* **Task to carry out**
Using the listing below, keep only the lines with the word "Auto" and copy them.

*** Opening Available data ***

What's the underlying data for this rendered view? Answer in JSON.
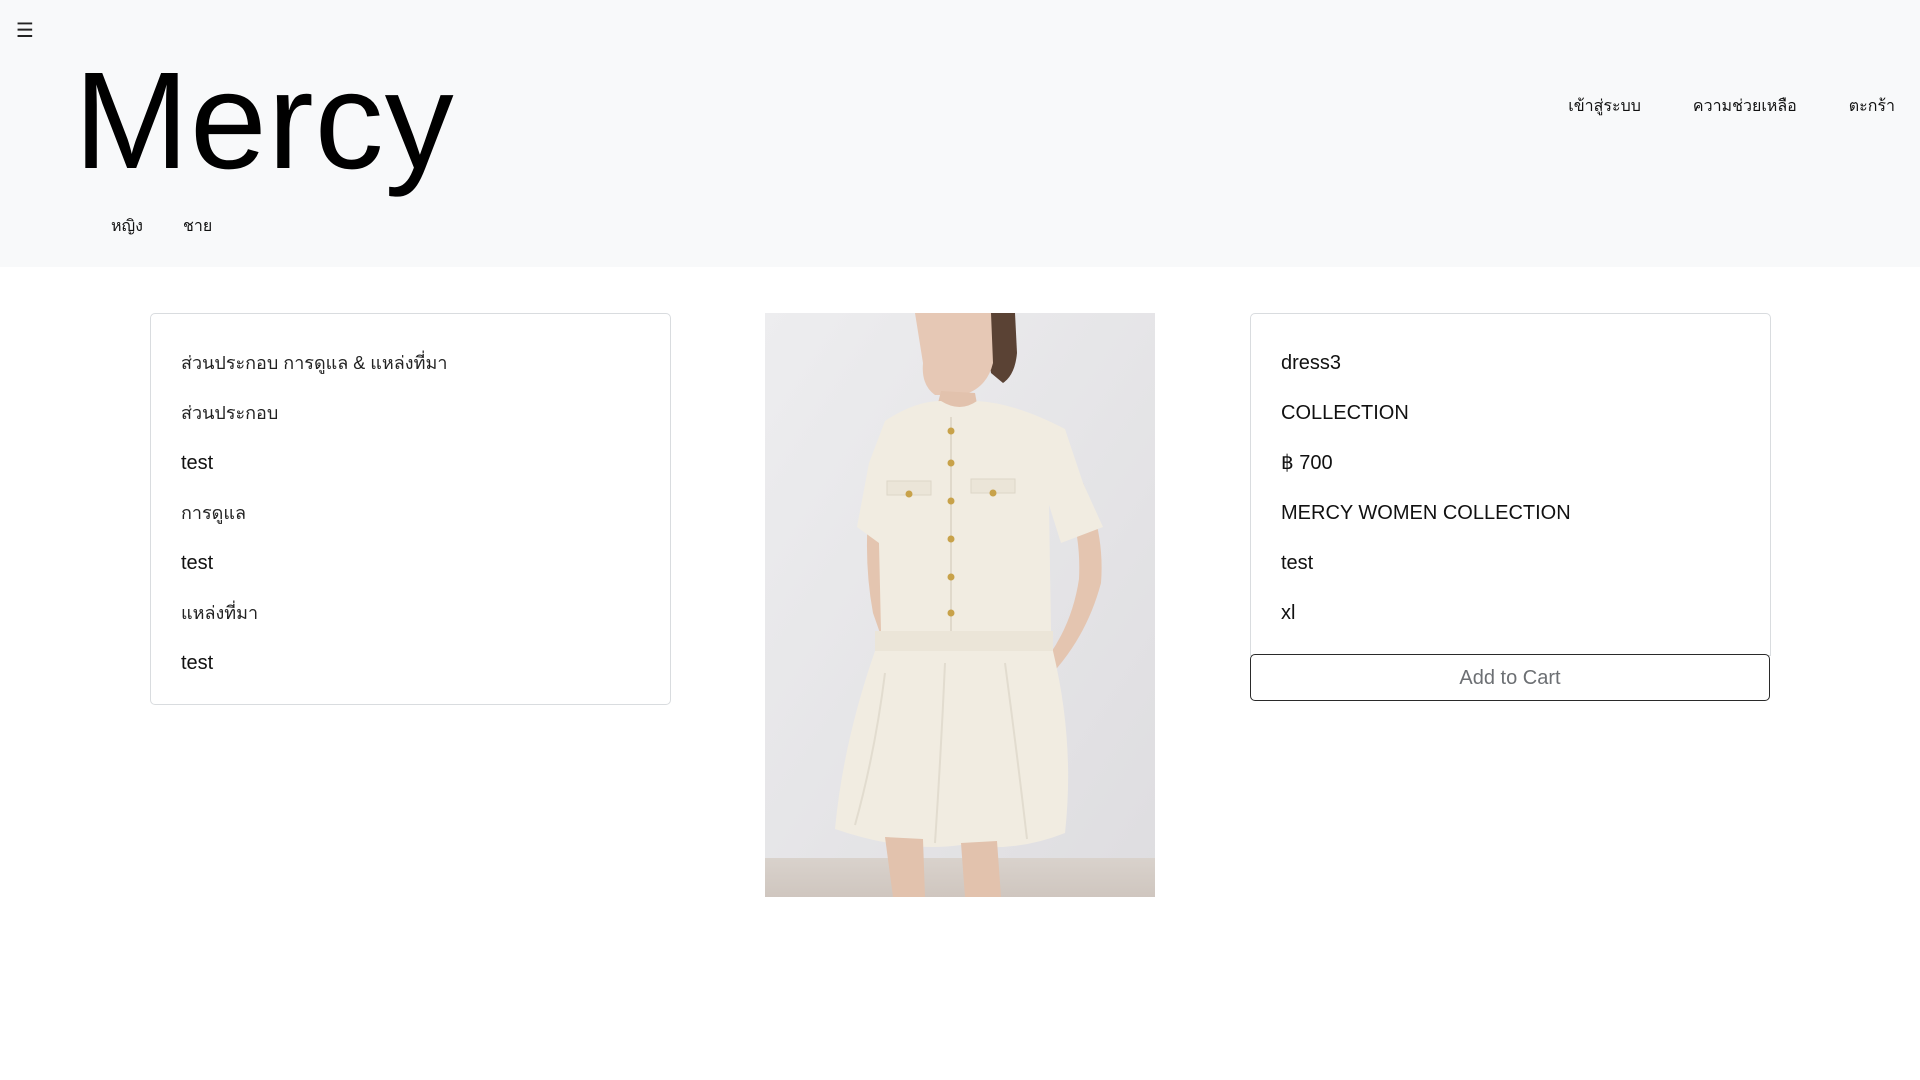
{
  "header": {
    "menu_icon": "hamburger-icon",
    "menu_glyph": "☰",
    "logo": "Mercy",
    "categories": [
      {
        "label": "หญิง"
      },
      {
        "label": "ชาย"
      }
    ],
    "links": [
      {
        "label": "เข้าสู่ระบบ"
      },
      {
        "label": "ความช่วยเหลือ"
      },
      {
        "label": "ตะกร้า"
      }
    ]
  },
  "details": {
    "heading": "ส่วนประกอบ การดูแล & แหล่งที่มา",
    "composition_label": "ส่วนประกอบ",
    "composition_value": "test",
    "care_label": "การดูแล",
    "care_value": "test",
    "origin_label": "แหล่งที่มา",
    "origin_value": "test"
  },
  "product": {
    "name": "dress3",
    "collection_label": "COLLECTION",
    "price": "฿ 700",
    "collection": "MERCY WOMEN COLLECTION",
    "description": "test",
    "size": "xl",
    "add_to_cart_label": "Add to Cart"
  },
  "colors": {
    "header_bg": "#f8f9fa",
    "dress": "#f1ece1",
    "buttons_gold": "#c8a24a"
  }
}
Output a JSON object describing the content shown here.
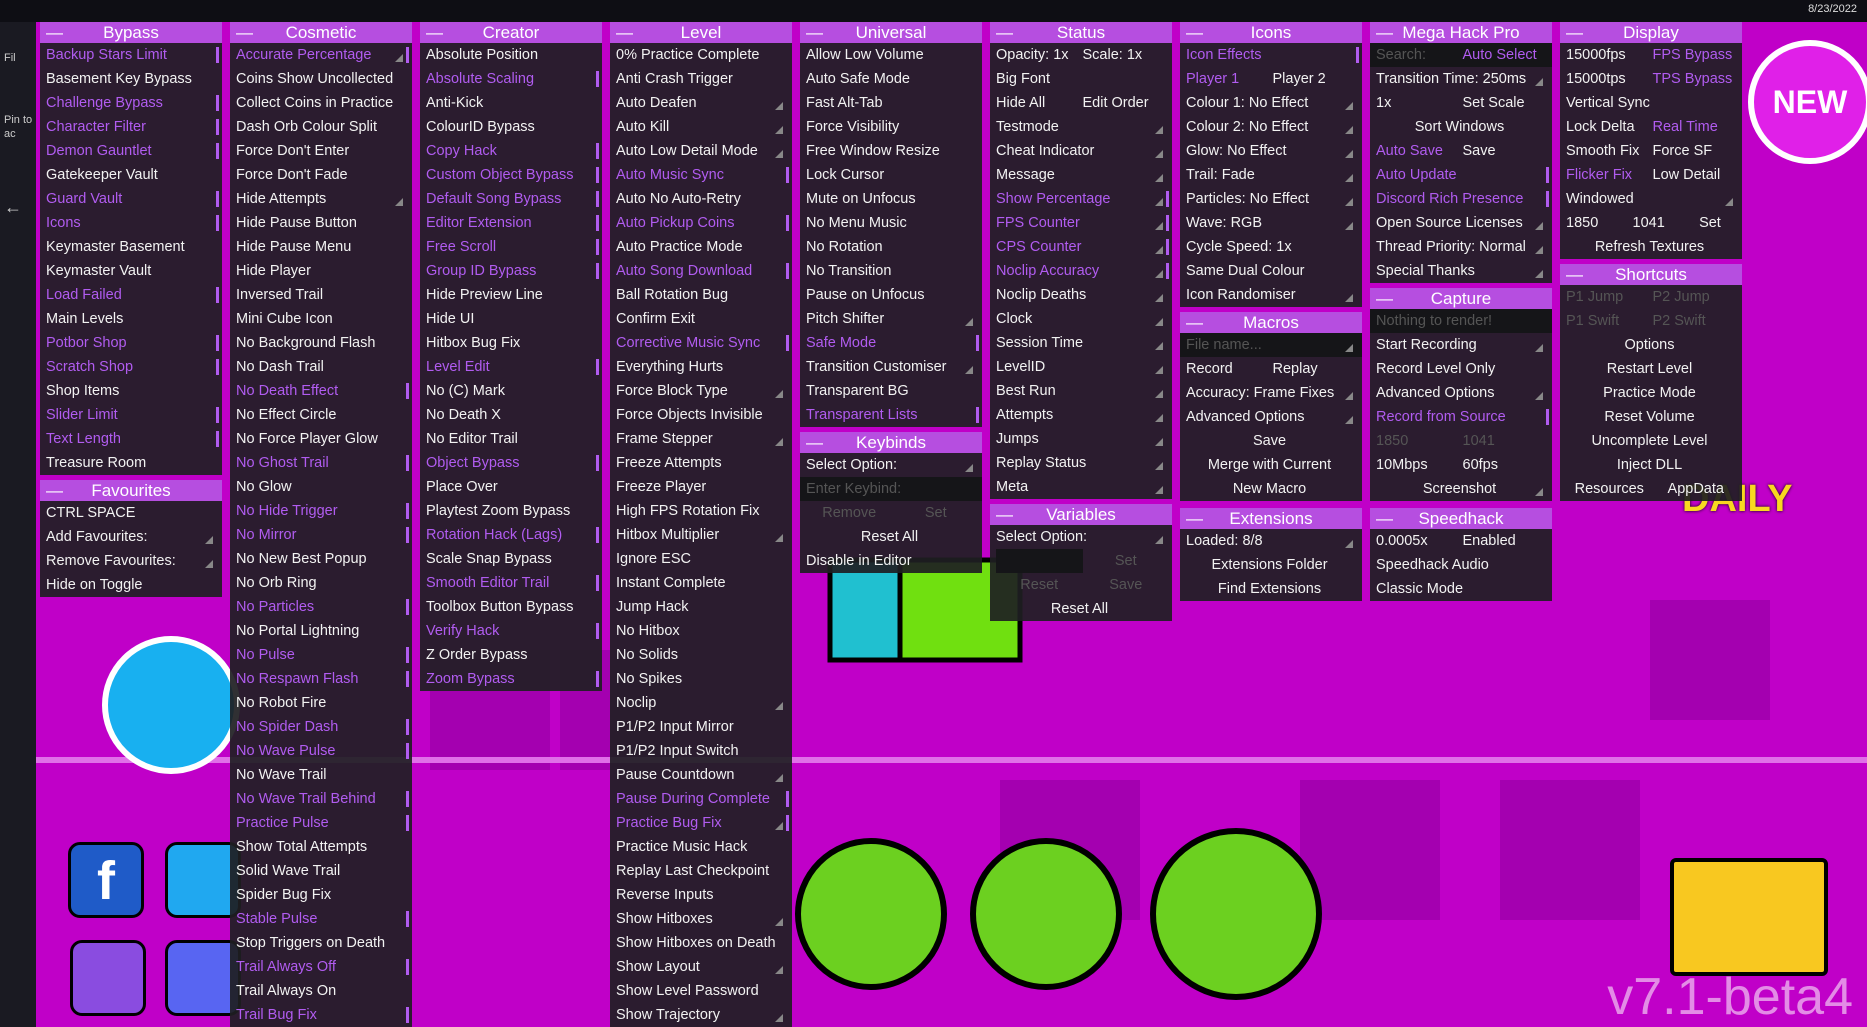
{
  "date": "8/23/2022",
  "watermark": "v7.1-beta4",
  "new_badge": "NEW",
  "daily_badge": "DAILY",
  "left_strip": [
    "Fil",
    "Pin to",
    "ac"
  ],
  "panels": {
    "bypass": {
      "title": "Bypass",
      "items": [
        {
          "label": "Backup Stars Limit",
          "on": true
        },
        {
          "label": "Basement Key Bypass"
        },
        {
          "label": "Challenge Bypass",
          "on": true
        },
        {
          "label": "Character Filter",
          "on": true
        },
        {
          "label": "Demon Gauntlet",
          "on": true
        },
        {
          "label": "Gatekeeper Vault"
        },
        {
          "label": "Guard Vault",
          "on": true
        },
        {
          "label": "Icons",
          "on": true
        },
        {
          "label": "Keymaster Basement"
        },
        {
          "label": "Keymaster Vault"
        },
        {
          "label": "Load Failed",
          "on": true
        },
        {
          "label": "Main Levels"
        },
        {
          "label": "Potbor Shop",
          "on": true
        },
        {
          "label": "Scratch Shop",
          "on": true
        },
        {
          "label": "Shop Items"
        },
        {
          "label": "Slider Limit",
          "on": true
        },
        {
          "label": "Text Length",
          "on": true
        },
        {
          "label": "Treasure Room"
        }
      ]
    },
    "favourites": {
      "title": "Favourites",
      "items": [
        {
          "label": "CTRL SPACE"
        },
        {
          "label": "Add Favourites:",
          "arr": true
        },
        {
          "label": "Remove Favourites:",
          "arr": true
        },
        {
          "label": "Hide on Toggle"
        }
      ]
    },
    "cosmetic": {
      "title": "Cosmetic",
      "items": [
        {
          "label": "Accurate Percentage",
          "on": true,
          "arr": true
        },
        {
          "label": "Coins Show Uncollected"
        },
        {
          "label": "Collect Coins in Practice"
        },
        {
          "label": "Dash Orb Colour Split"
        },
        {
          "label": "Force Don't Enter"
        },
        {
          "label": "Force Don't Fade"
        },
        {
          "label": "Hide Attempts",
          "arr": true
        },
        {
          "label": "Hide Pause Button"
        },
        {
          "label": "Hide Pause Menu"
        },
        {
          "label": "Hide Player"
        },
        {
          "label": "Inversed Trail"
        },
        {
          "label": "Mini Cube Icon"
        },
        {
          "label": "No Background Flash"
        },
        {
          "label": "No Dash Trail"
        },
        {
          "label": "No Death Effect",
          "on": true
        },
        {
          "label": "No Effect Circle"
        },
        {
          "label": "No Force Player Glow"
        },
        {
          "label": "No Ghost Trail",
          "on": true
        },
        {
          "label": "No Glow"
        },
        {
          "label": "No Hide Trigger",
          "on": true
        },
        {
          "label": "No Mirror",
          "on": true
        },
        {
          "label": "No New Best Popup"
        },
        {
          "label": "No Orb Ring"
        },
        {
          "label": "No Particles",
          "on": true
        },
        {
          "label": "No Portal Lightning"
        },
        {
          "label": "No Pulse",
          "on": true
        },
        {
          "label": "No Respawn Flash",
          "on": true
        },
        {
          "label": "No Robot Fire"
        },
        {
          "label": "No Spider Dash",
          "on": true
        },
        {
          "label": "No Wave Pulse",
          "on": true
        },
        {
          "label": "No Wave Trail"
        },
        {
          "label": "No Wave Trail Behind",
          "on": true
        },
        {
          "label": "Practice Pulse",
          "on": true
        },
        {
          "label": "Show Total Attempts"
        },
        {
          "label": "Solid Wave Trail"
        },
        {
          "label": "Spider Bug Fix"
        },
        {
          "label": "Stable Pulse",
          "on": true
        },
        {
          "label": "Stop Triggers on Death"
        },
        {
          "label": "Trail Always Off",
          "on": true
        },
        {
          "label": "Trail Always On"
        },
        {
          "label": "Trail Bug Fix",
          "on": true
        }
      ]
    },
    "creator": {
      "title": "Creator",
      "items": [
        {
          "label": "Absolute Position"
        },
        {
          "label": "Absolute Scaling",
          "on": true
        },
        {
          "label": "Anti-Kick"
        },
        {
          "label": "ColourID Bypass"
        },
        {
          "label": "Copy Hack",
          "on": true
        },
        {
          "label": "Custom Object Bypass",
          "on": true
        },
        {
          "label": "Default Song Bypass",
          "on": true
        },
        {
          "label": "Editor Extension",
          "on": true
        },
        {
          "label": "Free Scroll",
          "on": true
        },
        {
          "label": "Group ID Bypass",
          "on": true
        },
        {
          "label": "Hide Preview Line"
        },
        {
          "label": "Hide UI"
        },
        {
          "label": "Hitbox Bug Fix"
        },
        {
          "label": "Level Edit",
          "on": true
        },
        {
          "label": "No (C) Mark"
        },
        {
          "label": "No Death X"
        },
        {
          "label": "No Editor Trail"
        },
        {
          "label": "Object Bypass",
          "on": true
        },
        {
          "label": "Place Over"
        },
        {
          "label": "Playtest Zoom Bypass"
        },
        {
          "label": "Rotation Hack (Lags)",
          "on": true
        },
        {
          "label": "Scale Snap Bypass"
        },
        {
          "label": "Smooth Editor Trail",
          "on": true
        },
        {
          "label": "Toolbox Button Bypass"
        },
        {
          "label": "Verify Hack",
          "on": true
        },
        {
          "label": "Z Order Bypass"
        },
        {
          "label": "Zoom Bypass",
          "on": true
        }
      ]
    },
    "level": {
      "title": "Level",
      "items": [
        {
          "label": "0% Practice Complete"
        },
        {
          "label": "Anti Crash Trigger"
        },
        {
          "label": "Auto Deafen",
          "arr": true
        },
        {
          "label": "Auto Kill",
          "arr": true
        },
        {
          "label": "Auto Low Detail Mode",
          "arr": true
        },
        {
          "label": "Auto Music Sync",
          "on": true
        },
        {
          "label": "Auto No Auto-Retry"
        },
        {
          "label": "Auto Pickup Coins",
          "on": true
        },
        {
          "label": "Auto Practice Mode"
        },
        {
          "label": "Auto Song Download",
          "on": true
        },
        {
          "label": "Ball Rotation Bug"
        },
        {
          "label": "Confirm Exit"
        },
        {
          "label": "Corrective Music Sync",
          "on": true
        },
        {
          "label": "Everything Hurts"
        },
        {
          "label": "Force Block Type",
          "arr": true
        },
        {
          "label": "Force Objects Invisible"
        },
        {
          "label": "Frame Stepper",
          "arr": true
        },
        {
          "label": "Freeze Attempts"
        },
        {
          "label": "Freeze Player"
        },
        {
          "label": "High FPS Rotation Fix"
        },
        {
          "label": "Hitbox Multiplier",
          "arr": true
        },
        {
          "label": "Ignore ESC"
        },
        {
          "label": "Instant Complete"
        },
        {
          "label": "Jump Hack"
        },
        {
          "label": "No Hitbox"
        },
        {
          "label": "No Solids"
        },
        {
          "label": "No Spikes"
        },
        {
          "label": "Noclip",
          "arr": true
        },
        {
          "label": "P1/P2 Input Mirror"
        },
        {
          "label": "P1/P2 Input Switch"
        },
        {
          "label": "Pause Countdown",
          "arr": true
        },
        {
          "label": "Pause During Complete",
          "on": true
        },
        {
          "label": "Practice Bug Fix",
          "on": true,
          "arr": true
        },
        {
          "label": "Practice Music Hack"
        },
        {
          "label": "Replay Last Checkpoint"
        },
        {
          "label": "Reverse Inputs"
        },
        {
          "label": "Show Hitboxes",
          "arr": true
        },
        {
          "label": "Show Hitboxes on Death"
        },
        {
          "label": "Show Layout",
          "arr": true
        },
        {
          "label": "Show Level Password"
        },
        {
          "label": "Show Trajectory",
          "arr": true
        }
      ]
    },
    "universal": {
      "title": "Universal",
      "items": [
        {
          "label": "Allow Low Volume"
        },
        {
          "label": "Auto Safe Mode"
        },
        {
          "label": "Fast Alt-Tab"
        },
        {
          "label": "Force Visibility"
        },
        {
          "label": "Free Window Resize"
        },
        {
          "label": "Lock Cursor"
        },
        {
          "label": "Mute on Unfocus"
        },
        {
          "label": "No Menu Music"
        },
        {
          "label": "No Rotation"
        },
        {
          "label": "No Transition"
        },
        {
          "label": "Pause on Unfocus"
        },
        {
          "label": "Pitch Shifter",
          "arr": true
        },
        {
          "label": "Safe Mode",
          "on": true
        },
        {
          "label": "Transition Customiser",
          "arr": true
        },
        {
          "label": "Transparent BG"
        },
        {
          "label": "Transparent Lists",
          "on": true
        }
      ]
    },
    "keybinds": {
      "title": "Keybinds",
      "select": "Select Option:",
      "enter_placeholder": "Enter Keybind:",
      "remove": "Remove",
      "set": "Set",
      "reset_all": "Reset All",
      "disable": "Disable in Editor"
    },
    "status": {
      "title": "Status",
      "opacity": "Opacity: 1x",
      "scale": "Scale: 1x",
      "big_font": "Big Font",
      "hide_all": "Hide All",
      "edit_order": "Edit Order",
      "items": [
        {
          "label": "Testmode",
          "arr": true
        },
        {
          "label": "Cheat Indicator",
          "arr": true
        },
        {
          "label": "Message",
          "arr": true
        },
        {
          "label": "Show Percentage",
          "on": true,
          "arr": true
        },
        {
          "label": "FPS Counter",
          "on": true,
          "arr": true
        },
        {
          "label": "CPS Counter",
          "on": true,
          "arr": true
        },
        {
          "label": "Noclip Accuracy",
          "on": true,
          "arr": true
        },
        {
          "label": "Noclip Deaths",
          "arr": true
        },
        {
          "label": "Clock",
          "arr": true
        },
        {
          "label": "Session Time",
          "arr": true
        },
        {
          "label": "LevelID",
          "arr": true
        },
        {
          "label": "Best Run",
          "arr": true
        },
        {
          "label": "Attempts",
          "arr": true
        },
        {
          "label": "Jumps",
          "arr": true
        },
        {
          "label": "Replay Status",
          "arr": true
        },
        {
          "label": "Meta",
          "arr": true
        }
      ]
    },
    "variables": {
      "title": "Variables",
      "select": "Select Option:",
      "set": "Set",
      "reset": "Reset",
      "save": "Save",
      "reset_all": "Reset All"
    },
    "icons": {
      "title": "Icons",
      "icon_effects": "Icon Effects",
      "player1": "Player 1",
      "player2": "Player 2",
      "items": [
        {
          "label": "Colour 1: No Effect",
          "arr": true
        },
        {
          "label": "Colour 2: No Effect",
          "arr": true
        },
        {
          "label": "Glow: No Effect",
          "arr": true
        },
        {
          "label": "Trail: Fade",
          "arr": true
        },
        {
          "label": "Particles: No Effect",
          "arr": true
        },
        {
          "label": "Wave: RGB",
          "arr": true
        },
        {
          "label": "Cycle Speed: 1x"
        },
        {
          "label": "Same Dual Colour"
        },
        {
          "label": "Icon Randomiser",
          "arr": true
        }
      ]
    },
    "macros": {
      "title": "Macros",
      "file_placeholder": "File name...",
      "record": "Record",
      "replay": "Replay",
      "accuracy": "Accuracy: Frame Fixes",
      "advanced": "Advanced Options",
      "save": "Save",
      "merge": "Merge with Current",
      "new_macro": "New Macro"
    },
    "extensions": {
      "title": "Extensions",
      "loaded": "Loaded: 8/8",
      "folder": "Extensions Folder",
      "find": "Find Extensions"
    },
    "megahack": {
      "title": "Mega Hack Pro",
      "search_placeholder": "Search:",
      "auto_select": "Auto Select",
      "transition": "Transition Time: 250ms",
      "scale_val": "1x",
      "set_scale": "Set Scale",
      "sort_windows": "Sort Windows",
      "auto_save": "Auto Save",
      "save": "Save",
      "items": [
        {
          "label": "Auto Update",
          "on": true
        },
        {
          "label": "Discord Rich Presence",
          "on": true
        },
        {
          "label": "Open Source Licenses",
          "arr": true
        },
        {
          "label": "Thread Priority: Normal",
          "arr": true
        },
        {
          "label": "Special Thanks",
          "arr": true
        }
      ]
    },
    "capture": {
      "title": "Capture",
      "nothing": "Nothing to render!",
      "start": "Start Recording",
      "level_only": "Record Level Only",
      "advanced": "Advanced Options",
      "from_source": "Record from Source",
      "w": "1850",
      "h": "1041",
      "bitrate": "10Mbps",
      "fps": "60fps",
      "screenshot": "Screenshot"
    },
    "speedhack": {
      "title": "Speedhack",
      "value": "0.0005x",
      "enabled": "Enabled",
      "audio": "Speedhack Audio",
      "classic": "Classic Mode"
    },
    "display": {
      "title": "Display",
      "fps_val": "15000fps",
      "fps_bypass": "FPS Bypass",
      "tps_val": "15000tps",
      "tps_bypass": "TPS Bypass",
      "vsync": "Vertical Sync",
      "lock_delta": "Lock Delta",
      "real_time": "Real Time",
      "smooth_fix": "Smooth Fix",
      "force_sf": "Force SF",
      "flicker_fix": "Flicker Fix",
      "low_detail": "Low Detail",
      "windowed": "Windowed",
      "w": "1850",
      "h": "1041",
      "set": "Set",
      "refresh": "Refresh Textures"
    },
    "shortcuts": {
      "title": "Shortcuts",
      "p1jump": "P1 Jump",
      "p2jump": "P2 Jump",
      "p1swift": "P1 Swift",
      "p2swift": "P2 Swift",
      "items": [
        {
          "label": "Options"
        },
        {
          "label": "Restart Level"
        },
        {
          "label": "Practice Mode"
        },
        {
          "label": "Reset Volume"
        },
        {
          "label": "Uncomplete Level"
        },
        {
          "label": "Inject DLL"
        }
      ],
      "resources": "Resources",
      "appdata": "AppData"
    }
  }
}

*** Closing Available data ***

* **Solution below**
          "label": "Auto Deafen",
          "label": "Auto Kill",
          "label": "Auto Low Detail Mode",
          "label": "Auto Music Sync",
          "label": "Auto No Auto-Retry"
          "label": "Auto Pickup Coins",
          "label": "Auto Practice Mode"
          "label": "Auto Song Download",
          "label": "Auto Safe Mode"
      "auto_select": "Auto Select",
      "auto_save": "Auto Save",
          "label": "Auto Update",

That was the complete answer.